New animal shelter director wants to keep things rolling
The new top dog at the Jackson County Animal Shelter is a familiar face to both two-legged and four-legged regulars at the Highway 99 facility. Former animal control enforcement officer Kim Casey traded in her badge and long days of field work for the office vacated by the retirement of former manager Barbara Talbert.
Talbert retired after eight busy years. A volunteer hired “for just a few months,” Talbert stayed on during a trio of hiring processes that would end amidst a pandemic and after nearly a decade of running the shelter.
Casey, who moved to the Rogue Valley 18 months ago to become an animal control officer, plans to keep what already works for the shelter and focus on helping the aging facility navigate changes under COVID-19 while planning for future growth.
Hailing from Southern California, Casey, 46, brings to her new role some 25 years of experience in animal welfare, primarily for a small desert community in the Palm Springs area.
Her resume runs the gamut from vet clinics, wildlife rehabilitation and state fish and game to working with raptors and birds of prey. An avid equestrian, Casey said her life has always been closely connected to animals of all kinds.
“I’ve worked in animal welfare for my entire career. I started when I was 19 years old, working in a shelter and essentially being employed as a public servant,” Casey said.

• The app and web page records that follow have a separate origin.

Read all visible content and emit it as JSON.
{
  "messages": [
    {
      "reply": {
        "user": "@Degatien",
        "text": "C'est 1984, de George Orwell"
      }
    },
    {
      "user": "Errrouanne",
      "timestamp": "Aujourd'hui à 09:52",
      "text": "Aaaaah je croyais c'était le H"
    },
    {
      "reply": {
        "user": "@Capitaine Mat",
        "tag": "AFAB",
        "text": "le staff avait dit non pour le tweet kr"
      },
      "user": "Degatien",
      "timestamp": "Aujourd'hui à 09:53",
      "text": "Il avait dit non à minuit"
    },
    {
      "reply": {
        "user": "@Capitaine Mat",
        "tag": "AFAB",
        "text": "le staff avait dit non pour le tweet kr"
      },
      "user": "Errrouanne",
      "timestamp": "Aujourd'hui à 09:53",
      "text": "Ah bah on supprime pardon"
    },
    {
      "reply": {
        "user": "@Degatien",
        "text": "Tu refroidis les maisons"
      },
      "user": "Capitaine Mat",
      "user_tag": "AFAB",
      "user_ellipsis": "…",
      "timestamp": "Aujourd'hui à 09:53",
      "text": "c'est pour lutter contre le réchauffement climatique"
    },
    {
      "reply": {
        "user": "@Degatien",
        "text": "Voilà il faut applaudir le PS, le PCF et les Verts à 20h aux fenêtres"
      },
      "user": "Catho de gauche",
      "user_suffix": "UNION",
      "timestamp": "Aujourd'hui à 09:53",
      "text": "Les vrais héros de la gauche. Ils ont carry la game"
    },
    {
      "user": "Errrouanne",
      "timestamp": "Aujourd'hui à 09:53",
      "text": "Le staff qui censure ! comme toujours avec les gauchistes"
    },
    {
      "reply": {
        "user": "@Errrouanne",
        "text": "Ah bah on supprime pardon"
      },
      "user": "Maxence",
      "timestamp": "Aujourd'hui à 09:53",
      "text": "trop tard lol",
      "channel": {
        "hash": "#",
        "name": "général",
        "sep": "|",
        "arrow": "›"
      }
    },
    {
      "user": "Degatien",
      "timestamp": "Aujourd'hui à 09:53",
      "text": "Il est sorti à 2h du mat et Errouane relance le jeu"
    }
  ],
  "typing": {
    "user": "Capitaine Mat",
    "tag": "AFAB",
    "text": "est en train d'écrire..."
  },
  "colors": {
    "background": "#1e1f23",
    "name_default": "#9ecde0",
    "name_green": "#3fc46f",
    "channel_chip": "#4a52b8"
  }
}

“I love animals. I’m really excited for this new role, and I think it’s a great fit for the experience that I have. Already being at the shelter in another capacity previously, it already feels very comfortable,” she said. “This is a great program, and it’s well established.”
Transitioning into her new role during a pandemic has come with an extra set of challenges, including closure to walk-in visitors and suspension of some services.
The recent return of low-cost vaccination clinics, administered in the shelter parking lot, have been heartily received by pet owners.
“We have definitely got some challenges that have come with COVID, but overall I think it’s going really well. We just did our second low-cost drive-thru vaccination and licensing clinic. That was an idea (Talbert) and I had come up with in response to trying to restore that particular part of our programing to the community,” Casey said.
“We started out small last month and ramped it up on Saturday and were able to accommodate the same number of people we normally accommodate inside our actual clinics and still were able to keep everybody safe, in their vehicles and feeling secure.”
Casey said about 150 participants showed up for vaccines and dog licenses.
“We gave out over 150-something rabies vaccines and over 80 parvo-distemper vaccinations, so that was a really good example of how this weird time has resulted in a new innovation,” she said.
“It’s been a good time, these past months, to look at and evaluate our existing programs to see where we can make improvements, because there really are some things we have found that may ultimately make things even better than before.”
Talbert said she was pleased with the selection of Casey to fill her shoes at the shelter and said she planned to return to her role as a shelter volunteer.
“When I first started here, I had retired from another job and I was volunteering. I agreed to come on for four months during their process of searching for a new manager. ... I stayed for eight years,” Talbert said.
“They had searched twice and were ready to try for a third time when COVID started. Everyone was so busy with COVID; I wasn’t sure where they were in the process. Kim was a great fit for the job and she knows the staff and is familiar with how things are done but will also bring a fresh perspective.”
During her tenure, Talbert said she was most proud of the shelter’s live release rate for dogs, which increased from below 50% to 95%, and of the large base of community support that keeps the shelter going. Talbert and Casey said they hope to see improved solutions for feral cat management in the community, expanded low-cost spay and neuter options, and a long-range plan for the 60-plus-year-old shelter building created from a converted farmhouse.
Talbert said she felt confident about leaving the shelter in Casey’s capable hands.
“I think the public feels better about what goes on here, and people, in recent years, are more willing to surrender their animals if their situation changes and they can’t take care of that animal anymore,” Talbert said.
“When I started, support in the community was at a low and things have come a very long way. I feel like I’ve accomplished what I set out to do and it’s time for some new energy. I’m very much looking forward to becoming a volunteer again.”
Casey said she welcomed whatever challenges would arise.
“I like innovation, and change doesn’t scare me. I think there’s a strong base of support by the community and by the volunteer program that just really lends itself to new ideas and new opportunities,” she said.
“Barbara referred to this as a time of fresh perspective, but the shelter and the programs here have already been extremely successful, and I don’t see a reason to change what already works very well. My goal is to continue to find new resources and ways to expand what we already have going. I just want to help keep things rolling.”
Reach freelance writer Buffy Pollock at email@example.com.